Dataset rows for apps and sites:
****
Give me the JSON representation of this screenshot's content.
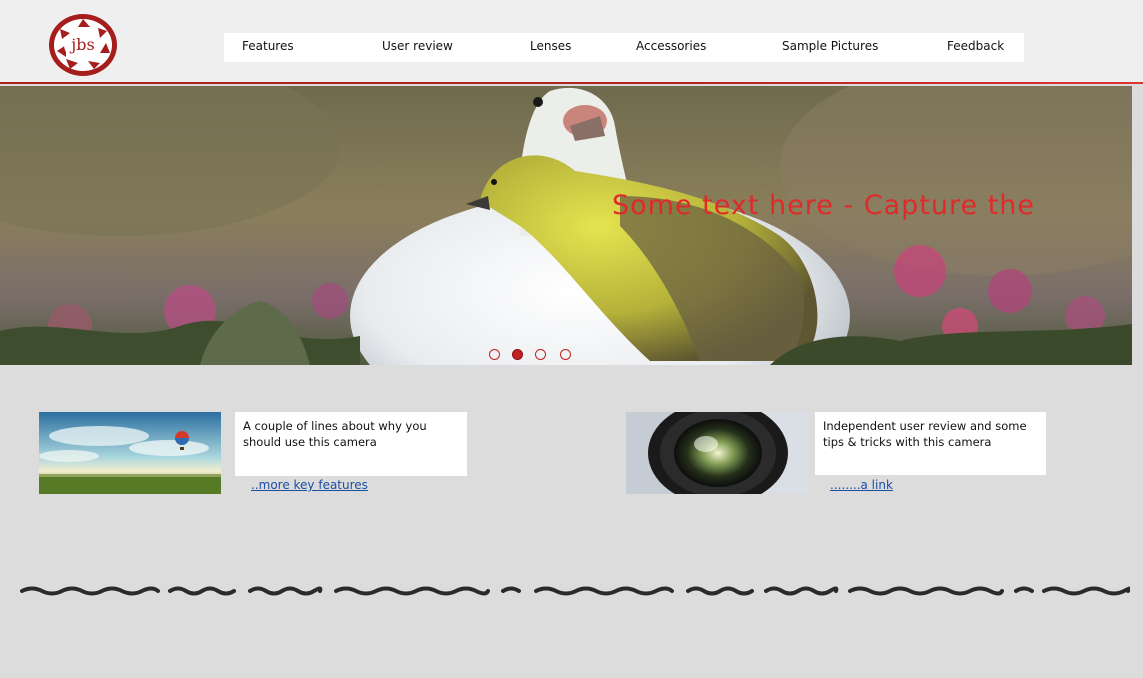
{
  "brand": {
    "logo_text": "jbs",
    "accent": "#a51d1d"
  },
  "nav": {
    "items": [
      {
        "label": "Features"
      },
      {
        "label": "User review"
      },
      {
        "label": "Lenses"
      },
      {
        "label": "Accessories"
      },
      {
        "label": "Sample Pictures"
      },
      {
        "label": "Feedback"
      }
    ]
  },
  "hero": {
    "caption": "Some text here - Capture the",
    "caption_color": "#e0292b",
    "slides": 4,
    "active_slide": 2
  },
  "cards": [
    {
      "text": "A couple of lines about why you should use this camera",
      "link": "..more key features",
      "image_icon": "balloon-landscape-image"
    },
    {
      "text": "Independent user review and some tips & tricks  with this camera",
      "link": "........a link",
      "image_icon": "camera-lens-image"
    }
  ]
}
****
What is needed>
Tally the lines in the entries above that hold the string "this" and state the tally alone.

Your solution>
3